State lawmakers respond, say teacher raises are fully funded
ALBUQUERQUE, N.M. — State lawmakers are responding to criticism that they did not put enough state money toward the teacher pay raises that passed the legislature earlier this year. On Thursday, they emphasized that it’s all fully funded.
Some charter school leaders placed blame on the state during a virtual meeting with the Public Education Commission.
“Not enough money has gone into the system to be able to accommodate this,” said Matthew Pahl, executive director of the Public Charter Schools of New Mexico.
“It means we’re going to scale back what we’re doing,” said Eric Ahner, executive director of J. Paul Taylor Academy
Commission members showed empathy but not a lot of patience.

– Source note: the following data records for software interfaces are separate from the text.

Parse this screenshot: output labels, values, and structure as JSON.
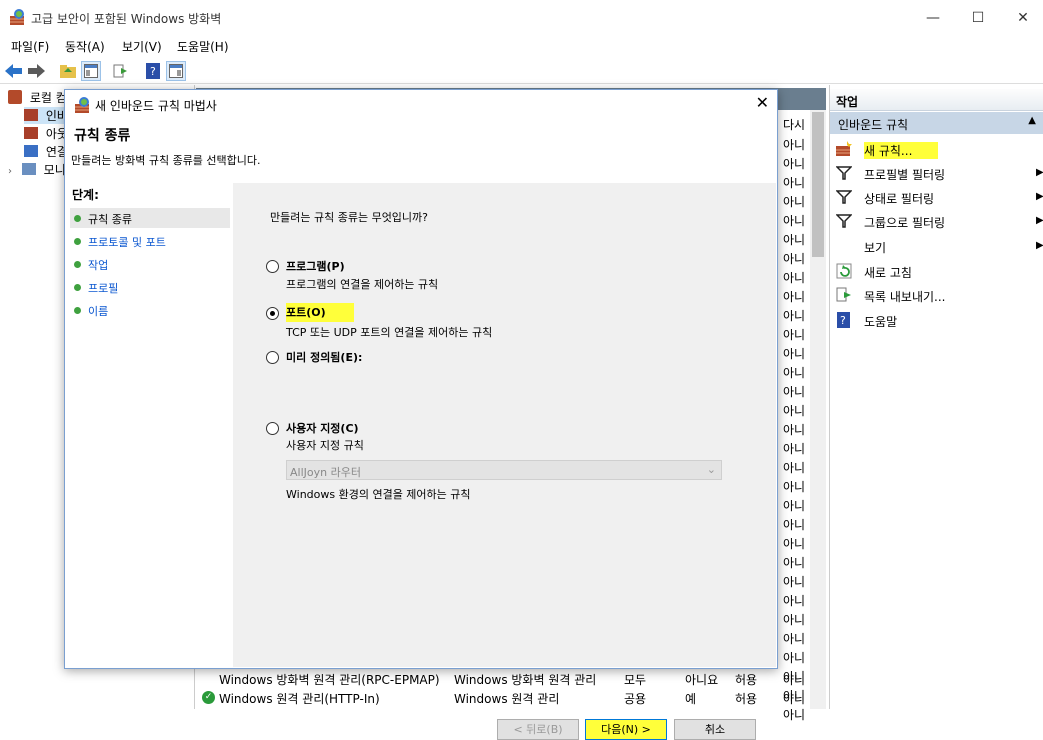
{
  "window": {
    "title": "고급 보안이 포함된 Windows 방화벽",
    "minimize": "—",
    "maximize": "☐",
    "close": "✕"
  },
  "menu": [
    "파일(F)",
    "동작(A)",
    "보기(V)",
    "도움말(H)"
  ],
  "tree": {
    "items": [
      "로컬 컴",
      "인바",
      "아웃",
      "연결",
      "모니"
    ]
  },
  "list": {
    "header_partial": "다시",
    "truncated_cells": [
      "아니",
      "아니",
      "아니",
      "아니",
      "아니",
      "아니",
      "아니",
      "아니",
      "아니",
      "아니",
      "아니",
      "아니",
      "아니",
      "아니",
      "아니",
      "아니",
      "아니",
      "아니",
      "아니",
      "아니",
      "아니",
      "아니",
      "아니",
      "아니",
      "아니",
      "아니",
      "아니",
      "아니",
      "아니",
      "아니",
      "아니"
    ],
    "rows": [
      {
        "name": "Windows 방화벽 원격 관리(RPC-EPMAP)",
        "group": "Windows 방화벽 원격 관리",
        "profile": "모두",
        "enabled": "아니요",
        "action": "허용",
        "override": "아니"
      },
      {
        "name": "Windows 원격 관리(HTTP-In)",
        "group": "Windows 원격 관리",
        "profile": "공용",
        "enabled": "예",
        "action": "허용",
        "override": "아니"
      }
    ]
  },
  "actions": {
    "header": "작업",
    "section": "인바운드 규칙",
    "items": [
      {
        "label": "새 규칙...",
        "icon": "new-rule-icon",
        "submenu": false
      },
      {
        "label": "프로필별 필터링",
        "icon": "filter-icon",
        "submenu": true
      },
      {
        "label": "상태로 필터링",
        "icon": "filter-icon",
        "submenu": true
      },
      {
        "label": "그룹으로 필터링",
        "icon": "filter-icon",
        "submenu": true
      },
      {
        "label": "보기",
        "icon": "",
        "submenu": true
      },
      {
        "label": "새로 고침",
        "icon": "refresh-icon",
        "submenu": false
      },
      {
        "label": "목록 내보내기...",
        "icon": "export-icon",
        "submenu": false
      },
      {
        "label": "도움말",
        "icon": "help-icon",
        "submenu": false
      }
    ]
  },
  "dialog": {
    "title": "새 인바운드 규칙 마법사",
    "heading": "규칙 종류",
    "subheading": "만들려는 방화벽 규칙 종류를 선택합니다.",
    "steps_title": "단계:",
    "steps": [
      "규칙 종류",
      "프로토콜 및 포트",
      "작업",
      "프로필",
      "이름"
    ],
    "question": "만들려는 규칙 종류는 무엇입니까?",
    "options": [
      {
        "label": "프로그램(P)",
        "desc": "프로그램의 연결을 제어하는 규칙"
      },
      {
        "label": "포트(O)",
        "desc": "TCP 또는 UDP 포트의 연결을 제어하는 규칙"
      },
      {
        "label": "미리 정의됨(E):",
        "desc": "Windows 환경의 연결을 제어하는 규칙"
      },
      {
        "label": "사용자 지정(C)",
        "desc": "사용자 지정 규칙"
      }
    ],
    "selected_option": 1,
    "predefined_value": "AllJoyn 라우터",
    "buttons": {
      "back": "< 뒤로(B)",
      "next": "다음(N) >",
      "cancel": "취소"
    }
  },
  "colors": {
    "highlight": "#ffff3a",
    "list_header": "#6a7e8f",
    "actions_section": "#c7d6e6",
    "step_link": "#0b57d0",
    "step_dot": "#3fa13f"
  }
}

“I think it’s abhorrent that they planned all of this and didn’t plan to pay for it. It makes me crazy. They always do that,” said Steven Carrillo, with the state’s Public Education Commission. “What, are y’all stupid? You say you’re going to do this for our teachers, and you go home thinking about how great you are, then you don’t write the check?”
But they did write the check, according to state lawmakers on the committee that doles out the dollars.

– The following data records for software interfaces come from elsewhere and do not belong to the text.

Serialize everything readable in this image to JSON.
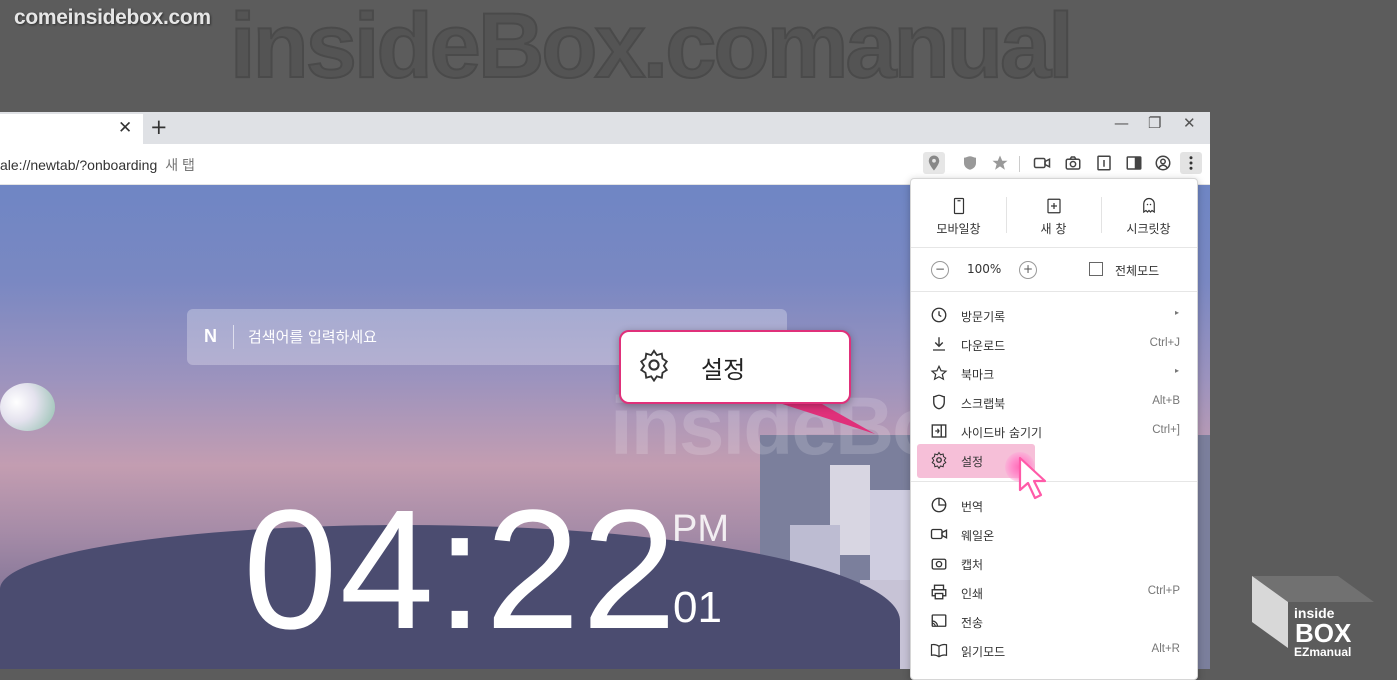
{
  "site_label": "comeinsidebox.com",
  "bg_watermark": "insideBox.comanual",
  "browser": {
    "tab_close": "✕",
    "new_tab": "+",
    "window_controls": [
      "—",
      "❐",
      "✕"
    ],
    "url": "ale://newtab/?onboarding",
    "page_title": "새 탭",
    "toolbar_icons": [
      "location-pin-icon",
      "shield-icon",
      "star-icon",
      "camera-record-icon",
      "capture-icon",
      "reader-icon",
      "sidebar-icon",
      "profile-icon",
      "more-menu-icon"
    ]
  },
  "newtab": {
    "search_logo": "N",
    "search_placeholder": "검색어를 입력하세요",
    "clock_time": "04:22",
    "ampm": "PM",
    "seconds": "01",
    "watermark": "insideBox.com"
  },
  "menu": {
    "top_items": [
      {
        "label": "모바일창",
        "icon": "mobile-window-icon"
      },
      {
        "label": "새 창",
        "icon": "new-window-icon"
      },
      {
        "label": "시크릿창",
        "icon": "secret-window-icon"
      }
    ],
    "zoom": {
      "minus": "−",
      "value": "100%",
      "plus": "+",
      "fullscreen_label": "전체모드"
    },
    "items": [
      {
        "label": "방문기록",
        "shortcut": "",
        "arrow": "▸",
        "icon": "history-icon"
      },
      {
        "label": "다운로드",
        "shortcut": "Ctrl+J",
        "arrow": "",
        "icon": "download-icon"
      },
      {
        "label": "북마크",
        "shortcut": "",
        "arrow": "▸",
        "icon": "bookmark-star-icon"
      },
      {
        "label": "스크랩북",
        "shortcut": "Alt+B",
        "arrow": "",
        "icon": "scrapbook-icon"
      },
      {
        "label": "사이드바 숨기기",
        "shortcut": "Ctrl+]",
        "arrow": "",
        "icon": "sidebar-hide-icon"
      },
      {
        "label": "설정",
        "shortcut": "",
        "arrow": "",
        "icon": "settings-gear-icon"
      },
      {
        "label": "번역",
        "shortcut": "",
        "arrow": "",
        "icon": "translate-icon"
      },
      {
        "label": "웨일온",
        "shortcut": "",
        "arrow": "",
        "icon": "whale-on-icon"
      },
      {
        "label": "캡처",
        "shortcut": "",
        "arrow": "",
        "icon": "capture-icon"
      },
      {
        "label": "인쇄",
        "shortcut": "Ctrl+P",
        "arrow": "",
        "icon": "print-icon"
      },
      {
        "label": "전송",
        "shortcut": "",
        "arrow": "",
        "icon": "cast-icon"
      },
      {
        "label": "읽기모드",
        "shortcut": "Alt+R",
        "arrow": "",
        "icon": "reading-mode-icon"
      }
    ],
    "highlighted_item": "설정"
  },
  "callout": {
    "label": "설정",
    "icon": "settings-gear-icon",
    "color": "#e0307a"
  },
  "brand_logo": {
    "line1": "inside",
    "line2": "BOX",
    "line3": "EZmanual"
  }
}
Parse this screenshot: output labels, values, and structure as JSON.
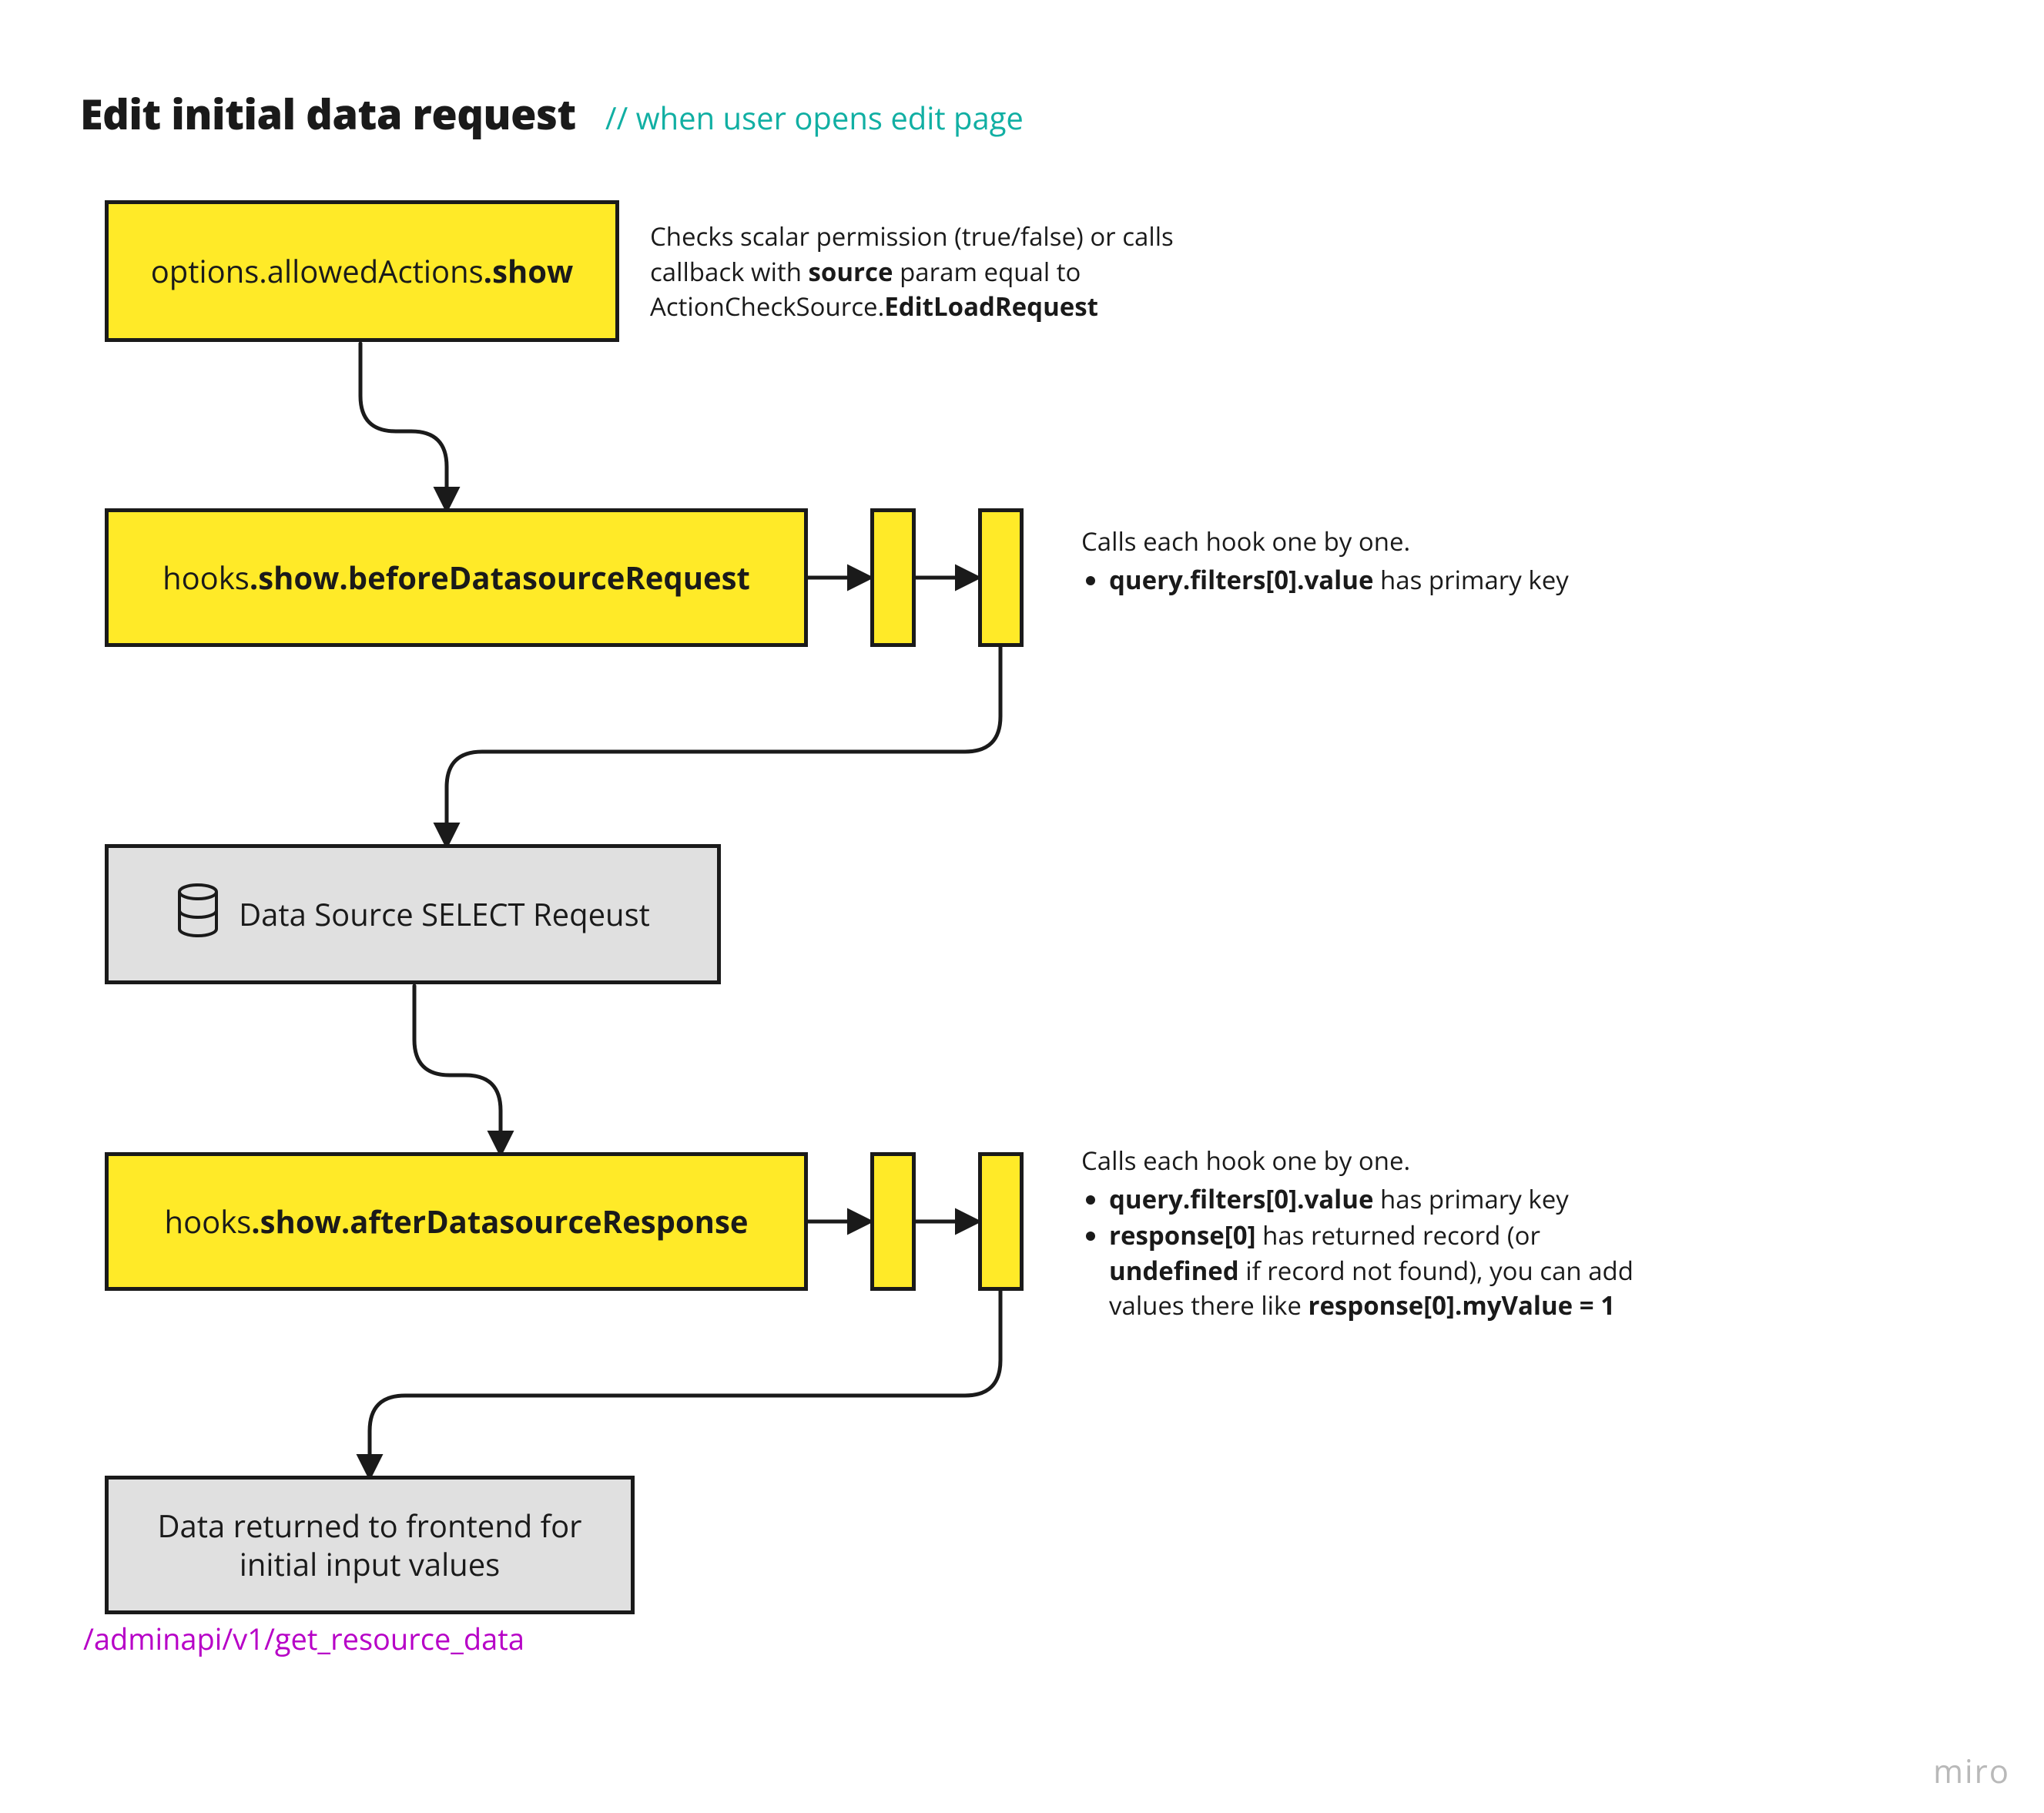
{
  "header": {
    "title": "Edit initial data request",
    "comment": "// when user opens edit page"
  },
  "nodes": {
    "allowed": {
      "pre": "options.allowedActions",
      "bold": ".show"
    },
    "beforeHook": {
      "pre": "hooks",
      "bold": ".show.beforeDatasourceRequest"
    },
    "select": "Data Source SELECT Reqeust",
    "afterHook": {
      "pre": "hooks",
      "bold": ".show.afterDatasourceResponse"
    },
    "returned": "Data returned to frontend for initial input values"
  },
  "notes": {
    "perm_pre": "Checks scalar permission (true/false) or calls callback with ",
    "perm_b1": "source",
    "perm_mid": " param equal to ActionCheckSource.",
    "perm_b2": "EditLoadRequest",
    "hookLine": "Calls each hook one by one.",
    "before_b1": "query.filters[0].value",
    "before_t1": " has primary key",
    "after_b1": "query.filters[0].value",
    "after_t1": " has primary key",
    "after_b2": "response[0]",
    "after_t2": " has returned record (or ",
    "after_b3": "undefined",
    "after_t3": " if record not found), you can add values there like ",
    "after_b4": "response[0].myValue = 1"
  },
  "endpoint": "/adminapi/v1/get_resource_data",
  "watermark": "miro"
}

“LFC got all the numbers correct. We added them. We met with superintendents,” said Sen. George Muñoz, D-Gallup, who is the vice-chair of the Legislative Finance Committee. “We never heard anything throughout the session that the numbers were off. Everybody double, triple and quadruple checked everything.”
He says they looked at all employees across the state and calculated how much raises would cost overall, and based on those calculations, the budget included $267 million to cover the higher salaries.
Muñoz also says the legislature decided to over-fund school districts to hopefully make up for any students who aren’t getting counted. Headcount is the biggest factor in how much money goes to districts every year.
Plus, he points out charter schools are often able to pay teachers more.
The head of the union negotiating with Albuquerque Public Schools says people who handle budgeting across the state are still finding challenges in making all these raises work.
“It is more complex this year than it’s ever been,” Albuquerque Teachers Federation President Ellen Bernstein said. “They’re worried about the amount of funding that goes with the mandates.”
The exact raise teachers and staff members are getting varies, but almost everyone should be bumped up at least 7%.